Examine the records and identify each line that includes the string "Memories". Copy those lines.

BEGIN

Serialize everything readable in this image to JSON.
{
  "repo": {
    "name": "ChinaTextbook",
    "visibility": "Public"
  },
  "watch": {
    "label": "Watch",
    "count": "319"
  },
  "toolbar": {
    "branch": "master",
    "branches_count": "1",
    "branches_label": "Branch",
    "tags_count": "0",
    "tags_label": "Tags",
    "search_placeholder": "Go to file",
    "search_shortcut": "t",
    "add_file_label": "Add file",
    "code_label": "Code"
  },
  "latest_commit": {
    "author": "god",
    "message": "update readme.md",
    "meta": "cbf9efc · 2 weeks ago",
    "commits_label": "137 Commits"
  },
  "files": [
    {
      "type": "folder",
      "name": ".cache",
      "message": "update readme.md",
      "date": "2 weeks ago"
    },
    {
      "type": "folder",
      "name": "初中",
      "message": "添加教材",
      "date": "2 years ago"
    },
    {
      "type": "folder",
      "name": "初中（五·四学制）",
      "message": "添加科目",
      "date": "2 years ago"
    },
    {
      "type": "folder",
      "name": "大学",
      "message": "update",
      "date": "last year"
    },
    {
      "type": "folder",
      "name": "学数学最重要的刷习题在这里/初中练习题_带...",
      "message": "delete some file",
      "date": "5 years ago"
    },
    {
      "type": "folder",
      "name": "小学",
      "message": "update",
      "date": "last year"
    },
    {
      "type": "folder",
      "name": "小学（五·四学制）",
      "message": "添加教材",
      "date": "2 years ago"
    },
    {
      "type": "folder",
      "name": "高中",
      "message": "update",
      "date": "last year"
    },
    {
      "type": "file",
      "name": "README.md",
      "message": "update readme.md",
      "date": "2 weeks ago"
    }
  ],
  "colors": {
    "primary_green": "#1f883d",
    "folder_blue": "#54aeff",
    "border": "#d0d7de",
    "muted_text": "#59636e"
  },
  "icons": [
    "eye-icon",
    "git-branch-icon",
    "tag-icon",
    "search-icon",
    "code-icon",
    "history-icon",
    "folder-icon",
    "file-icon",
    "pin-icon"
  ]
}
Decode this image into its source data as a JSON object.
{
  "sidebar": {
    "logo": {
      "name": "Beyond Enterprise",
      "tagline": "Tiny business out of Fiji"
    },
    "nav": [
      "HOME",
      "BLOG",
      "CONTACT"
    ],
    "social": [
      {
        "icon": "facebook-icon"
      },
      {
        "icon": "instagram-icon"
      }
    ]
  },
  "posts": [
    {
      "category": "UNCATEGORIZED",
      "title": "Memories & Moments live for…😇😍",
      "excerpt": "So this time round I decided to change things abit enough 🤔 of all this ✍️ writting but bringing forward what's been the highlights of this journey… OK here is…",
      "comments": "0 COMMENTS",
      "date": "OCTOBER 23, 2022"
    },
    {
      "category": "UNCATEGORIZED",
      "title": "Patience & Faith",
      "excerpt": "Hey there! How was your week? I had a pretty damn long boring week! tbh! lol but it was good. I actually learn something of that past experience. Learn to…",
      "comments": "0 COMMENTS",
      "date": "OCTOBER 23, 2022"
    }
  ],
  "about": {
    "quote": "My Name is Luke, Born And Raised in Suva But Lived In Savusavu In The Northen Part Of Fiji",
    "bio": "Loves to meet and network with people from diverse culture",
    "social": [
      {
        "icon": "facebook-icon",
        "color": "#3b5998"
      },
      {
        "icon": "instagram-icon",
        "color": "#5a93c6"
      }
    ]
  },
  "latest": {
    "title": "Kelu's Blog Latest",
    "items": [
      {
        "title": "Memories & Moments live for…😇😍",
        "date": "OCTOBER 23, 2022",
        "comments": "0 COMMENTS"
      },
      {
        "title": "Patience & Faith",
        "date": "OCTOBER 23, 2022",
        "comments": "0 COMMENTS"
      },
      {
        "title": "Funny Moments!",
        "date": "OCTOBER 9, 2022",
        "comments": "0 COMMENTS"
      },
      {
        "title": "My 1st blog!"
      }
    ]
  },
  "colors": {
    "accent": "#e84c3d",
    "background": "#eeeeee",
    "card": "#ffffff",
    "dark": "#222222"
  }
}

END

_Answer box:_
      "title": "Memories & Moments live for…😇😍",
        "title": "Memories & Moments live for…😇😍",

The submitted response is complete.